Four common traits of the world’s top thought leaders.
Posted on 4th April 2016 by Alexandra Kent
"Shadowing the rise of the celebrity thinker, “thought leadership” has been welcomed into the bosom of B2B marketing. For companies with complex products and services to sell, providing a client with genuine commercial insight and provocative thinking is the most effective way to market and sell."
Thought leaders are the rock stars of the B2B world. These inspiring, influential characters are at the cutting edge of their chosen field – shaping debates and shining new light on the knottiest challenges we face. We want to be them. We want to be associated with them.
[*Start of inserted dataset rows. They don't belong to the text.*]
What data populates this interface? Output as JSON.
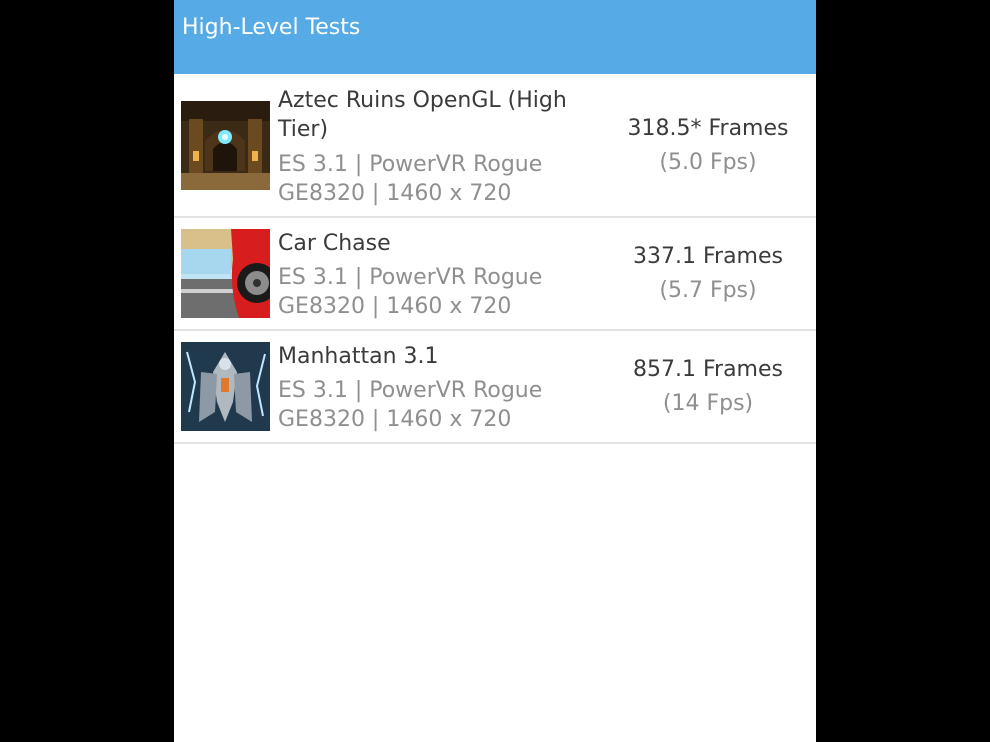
{
  "header": {
    "title": "High-Level Tests",
    "color": "#56abe6"
  },
  "tests": [
    {
      "title": "Aztec Ruins OpenGL (High Tier)",
      "api_line": "ES 3.1 | PowerVR Rogue",
      "device_line": "GE8320 | 1460 x 720",
      "frames": "318.5* Frames",
      "fps": "(5.0 Fps)",
      "thumbnail": "aztec-ruins-thumbnail"
    },
    {
      "title": "Car Chase",
      "api_line": "ES 3.1 | PowerVR Rogue",
      "device_line": "GE8320 | 1460 x 720",
      "frames": "337.1 Frames",
      "fps": "(5.7 Fps)",
      "thumbnail": "car-chase-thumbnail"
    },
    {
      "title": "Manhattan 3.1",
      "api_line": "ES 3.1 | PowerVR Rogue",
      "device_line": "GE8320 | 1460 x 720",
      "frames": "857.1 Frames",
      "fps": "(14 Fps)",
      "thumbnail": "manhattan-thumbnail"
    }
  ]
}
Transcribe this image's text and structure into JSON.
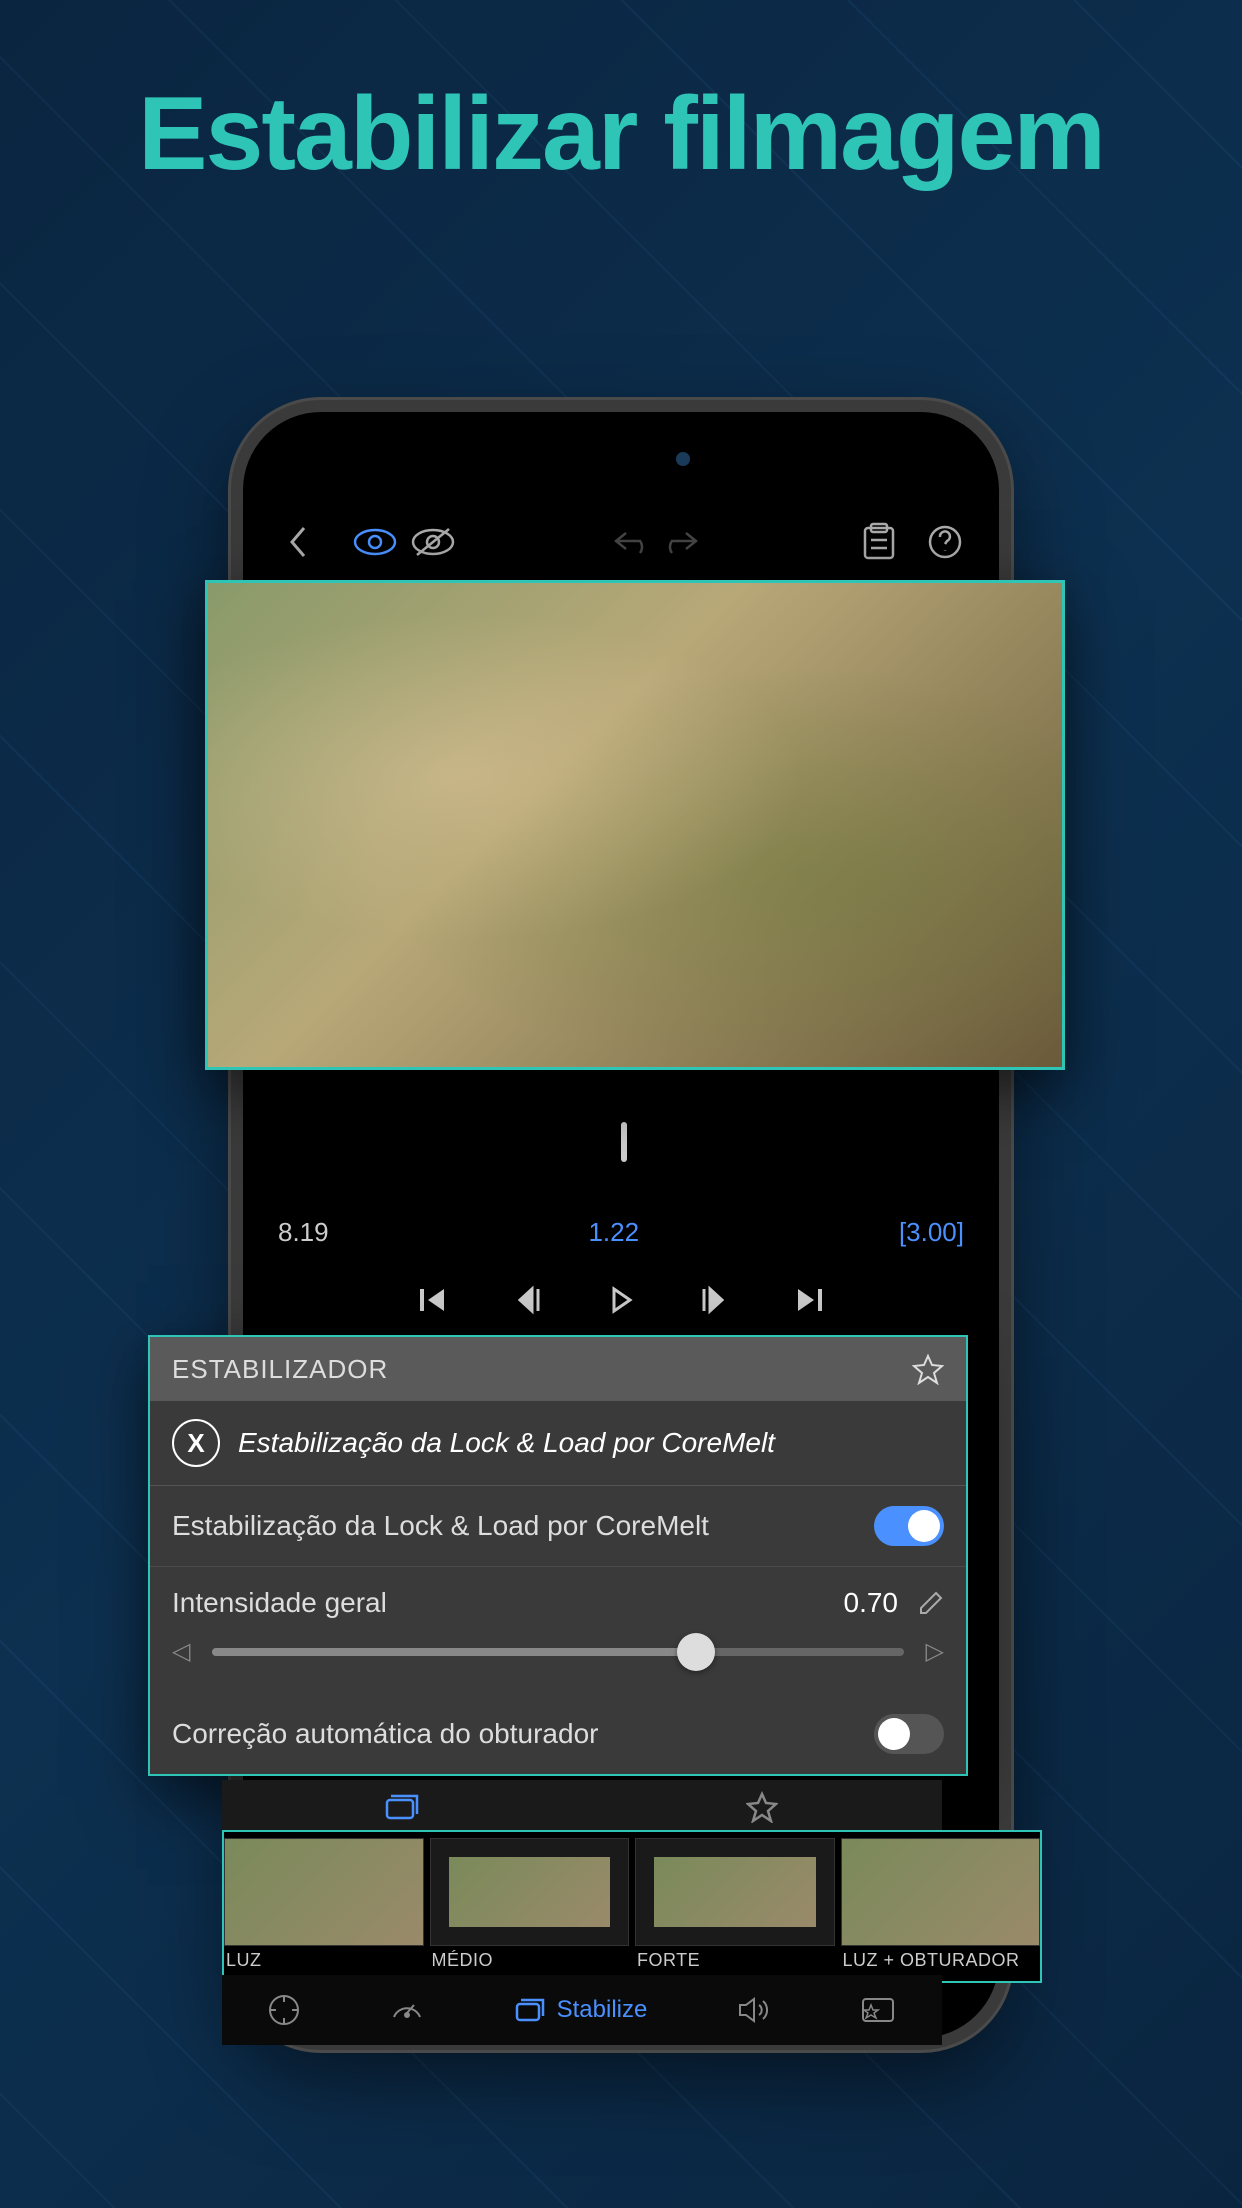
{
  "headline": "Estabilizar filmagem",
  "timeline": {
    "start": "8.19",
    "current": "1.22",
    "range": "[3.00]"
  },
  "panel": {
    "title": "ESTABILIZADOR",
    "subtitle": "Estabilização da Lock & Load por CoreMelt",
    "toggle_label": "Estabilização da Lock & Load por CoreMelt",
    "intensity_label": "Intensidade geral",
    "intensity_value": "0.70",
    "intensity_pct": 70,
    "shutter_label": "Correção automática do obturador"
  },
  "presets": [
    {
      "label": "LUZ",
      "style": "full"
    },
    {
      "label": "MÉDIO",
      "style": "dark"
    },
    {
      "label": "FORTE",
      "style": "dark"
    },
    {
      "label": "LUZ + OBTURADOR",
      "style": "full"
    }
  ],
  "bottom_bar": {
    "stabilize_label": "Stabilize"
  }
}
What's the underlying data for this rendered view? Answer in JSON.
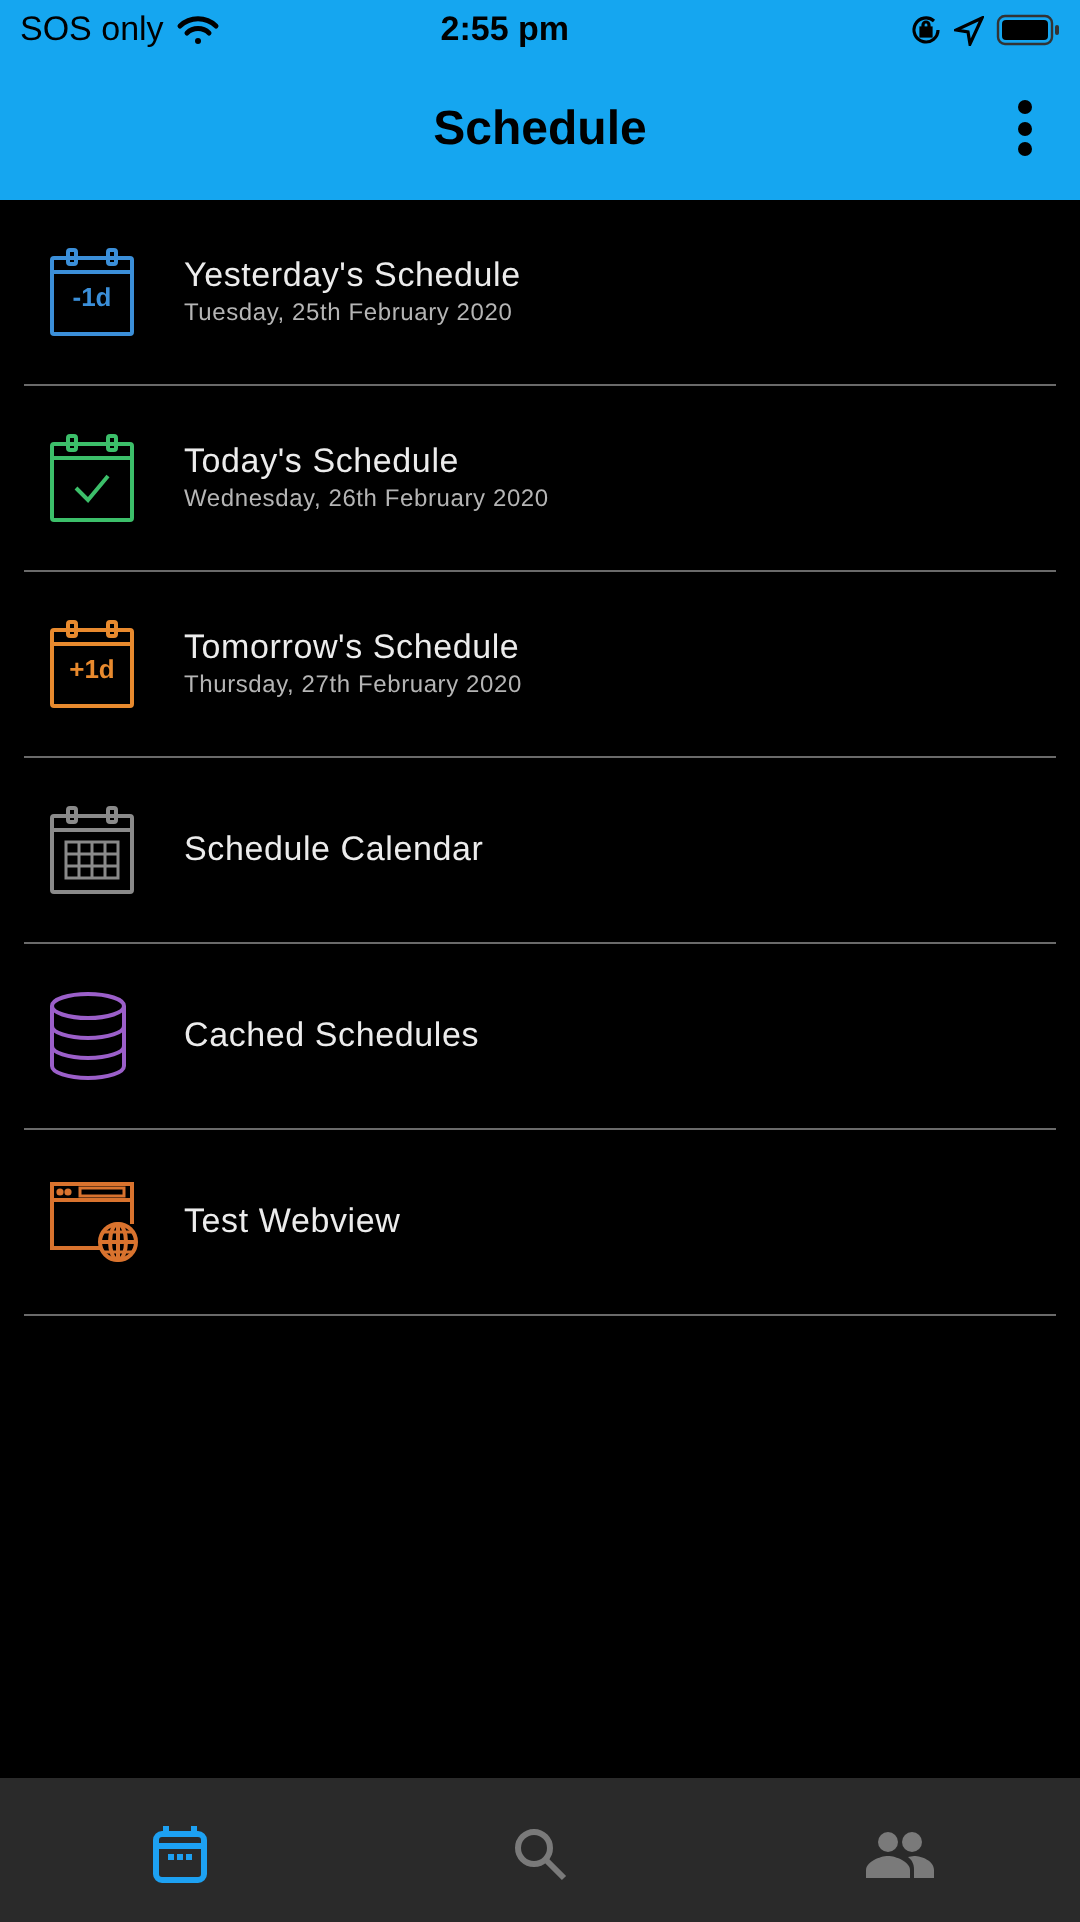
{
  "status_bar": {
    "carrier": "SOS only",
    "time": "2:55 pm"
  },
  "header": {
    "title": "Schedule"
  },
  "menu_items": [
    {
      "kind": "day",
      "icon_text": "-1d",
      "color": "#3b8fd9",
      "title": "Yesterday's Schedule",
      "subtitle": "Tuesday, 25th February 2020"
    },
    {
      "kind": "today",
      "color": "#3cbf6a",
      "title": "Today's Schedule",
      "subtitle": "Wednesday, 26th February 2020"
    },
    {
      "kind": "day",
      "icon_text": "+1d",
      "color": "#e88a2e",
      "title": "Tomorrow's Schedule",
      "subtitle": "Thursday, 27th February 2020"
    },
    {
      "kind": "calendar",
      "color": "#8a8a8a",
      "title": "Schedule Calendar"
    },
    {
      "kind": "database",
      "color": "#9b5fc9",
      "title": "Cached Schedules"
    },
    {
      "kind": "webview",
      "color": "#d9732e",
      "title": "Test Webview"
    }
  ],
  "tabs": [
    {
      "kind": "schedule",
      "selected": true
    },
    {
      "kind": "search",
      "selected": false
    },
    {
      "kind": "people",
      "selected": false
    }
  ]
}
We want to put their insight into practice.
There is no single definitive list of the world’s top thought leaders but if you’re looking for inspiration there are some useful sources. Michael Porter tops Inc.’s list of The 15 Most Influential Thought Leaders in Business and the Thinkers50 2015 ranking of leading management thinkers. Strategy+Business magazine dedicates a whole section to thought leaders. And for influential marketers, check out CMO’s 2015 run-down.
Shadowing the rise of the celebrity thinker, “thought leadership” has been welcomed into the bosom of B2B marketing. For companies with complex products and services to sell, providing a client with genuine commercial insight and provocative thinking is the most effective way to market and sell. As a result, companies are spending significant time and money turning their people into thought leaders.
Let’s learn from the best. Here are four principles common to the world’s best known and most influential people:
- It’s not something you do, it’s something you are.
Thought leadership isn’t a white paper, a blog or a video – the outputs of marketing activity. It’s the outcome of the collective body of your thinking and your ideas. Everything we do as marketers contributes to positioning our people (and by extension our companies) as thought leaders.
- No one ever became a thought leader by playing it safe.
Revolution is baked in to the definition of a thought leader. Repeating the same ideas as everyone else makes you a “thought follower”. Thought leaders aren’t afraid to be first or loudest, they move a debate forward and are bold not bland.
- You don’t decide whether you’re a thought leader – the audience does.
In the words of Margaret Thatcher: “Being powerful is like being a lady. If you have to tell people you are, you aren’t.” The same applies to thought leadership. The audience decides whether you’re a thought leader. How will you know? You’ll have a cult-like following, be invited to speak at the highest profile gatherings in your field, be sought out by top press for your view on relevant developments and will probably be cited in a university degree course.
- It takes ages to become a thought leader.
Becoming a thought leader is a life’s work. The most authoritative thinkers have dedicated their career to understanding and challenging a particular area – honing and updating their ideas over time to set and re-set the agenda. David Brooks described this with morbid amusement in the New York Times a few years ago. In the lifecycle of a thought leader, he said, reverence comes, cruelly, at the point of death.
For ideas on how to accelerate your own thought leadership status through game-changing strategy, ideas, and programmes, get in touch. We know what we’re talking about – our recent work with Arcadis has just been nominated for Best Use of Thought Leadership at the forthcoming MCA awards.